Post a Profnet query

Post a HARO query

Using research studies

The most important tip I can give here is to always use primary sources. So what constitutes a primary source: any interviews you do with people; a study in a peer-reviewed journal, information you get directly from a book (though it’s still best to interview the author). What’s not a primary source: a press release about a study; news reports about a study in another publication, even a reputable one like the New York Times.  (If you’re doing a news story or profile and want to quote something that ran in another publication, it’s okay to use the quote with attribution and/or link to the original news source: for instance, “as Dr. Jane Smith said in The New York Times …” It’s not okay to lift the quote and use it in your story without attributing the original source.)

Why the big deal? Because secondary sources, even university press releases about study results, even other magazines can get the details wrong. I remember chasing a statistic I’d seen reported in Prevention and wanted to use in a story for a different magazine. Prevention is famously compulsive about getting its facts right — which is what makes it such a credible read. But in this case, someone goofed — the university that Prevention credited with doing this particular research had not in fact done the research, something I discovered only after many keyword searches, calls to universities and a deep dive into the scientific literature. A big hint that something was amiss: my keyword searches kept bringing up references to the same Prevention article in other publications, but not the primary source for the study. As much as I trust Prevention to get things right, this was a case where they had the source wrong and it somehow slipped through their very careful fact checking process. Because I kept digging, the sourcing was correct when I cited the study in my article — and the right university got the credit for their research.

Putting together your fact-checking material

Magazines call this the “backup” since it’s all the information that will back up that what you’ve written in your article is factual — and an actual fact-checker will comb through your story and your backup material to verify it. Not every publication or website will require this material — but national magazines will for sure, and payment almost always hinges on turning this in. Often the first time you write for a magazine, the editor will send you writer’s guidelines and guidelines for putting together your backup material, but the basic rule is to annotate your final edited story, providing a study, fact sheet or interview source for every fact, figure or statistic you cite. You’ll also be asked to provide a list of interview sources, their titles, emails and phone numbers, and some publications may request recordings of your interviews as well. You will absolutely endear yourself to the fact-checker and your editor by providing complete, well-organized backup material.


About the Author

Norine Dworkin-McDaniel

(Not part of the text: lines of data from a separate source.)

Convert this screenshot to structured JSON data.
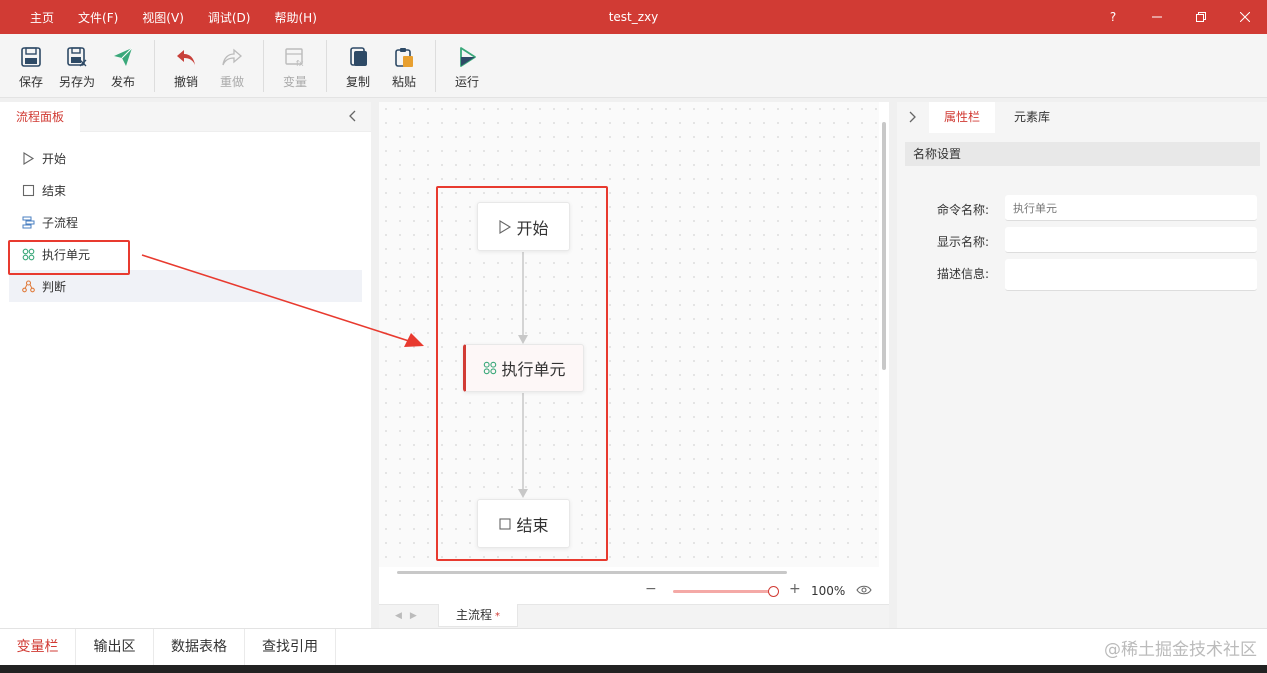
{
  "window": {
    "title": "test_zxy",
    "help": "?",
    "accent": "#d13b34"
  },
  "menu": [
    "主页",
    "文件(F)",
    "视图(V)",
    "调试(D)",
    "帮助(H)"
  ],
  "toolbar": {
    "save": "保存",
    "save_as": "另存为",
    "publish": "发布",
    "undo": "撤销",
    "redo": "重做",
    "variable": "变量",
    "copy": "复制",
    "paste": "粘贴",
    "run": "运行"
  },
  "left_panel": {
    "tab": "流程面板",
    "items": [
      {
        "label": "开始",
        "icon": "play-outline-icon"
      },
      {
        "label": "结束",
        "icon": "square-outline-icon"
      },
      {
        "label": "子流程",
        "icon": "subflow-icon"
      },
      {
        "label": "执行单元",
        "icon": "execution-unit-icon"
      },
      {
        "label": "判断",
        "icon": "decision-icon"
      }
    ]
  },
  "canvas": {
    "nodes": {
      "start": "开始",
      "exec": "执行单元",
      "end": "结束"
    },
    "zoom": "100%",
    "flow_tab": "主流程",
    "flow_tab_modified": "*"
  },
  "right_panel": {
    "tabs": [
      "属性栏",
      "元素库"
    ],
    "section": "名称设置",
    "fields": {
      "command_name_label": "命令名称:",
      "command_name_value": "执行单元",
      "display_name_label": "显示名称:",
      "display_name_value": "",
      "description_label": "描述信息:",
      "description_value": ""
    }
  },
  "bottom_tabs": [
    "变量栏",
    "输出区",
    "数据表格",
    "查找引用"
  ],
  "watermark": "@稀土掘金技术社区"
}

Prior to co-creating Science of Parenthood, Norine Dworkin-McDaniel worked for more than 25 years in media as a senior staff editor and full-time freelance writer. She was a contributing writer for American Baby and More magazines, and her articles and essays have been published in a variety of print and online publications, including Marie Claire, Redbook, Woman’s Day, Family Circle, Fitness, Parents, Ladies Home Journal, Food & Wine, Good Housekeeping, Prevention, Shape, Health, Readers Digest, Forbes FYI, Parenting.com, iVillage and Dr. Oz’s Good Life. Got a question about magazine writing for Norine? Email her at norine@scienceofparenthood.com or message her on Facebook.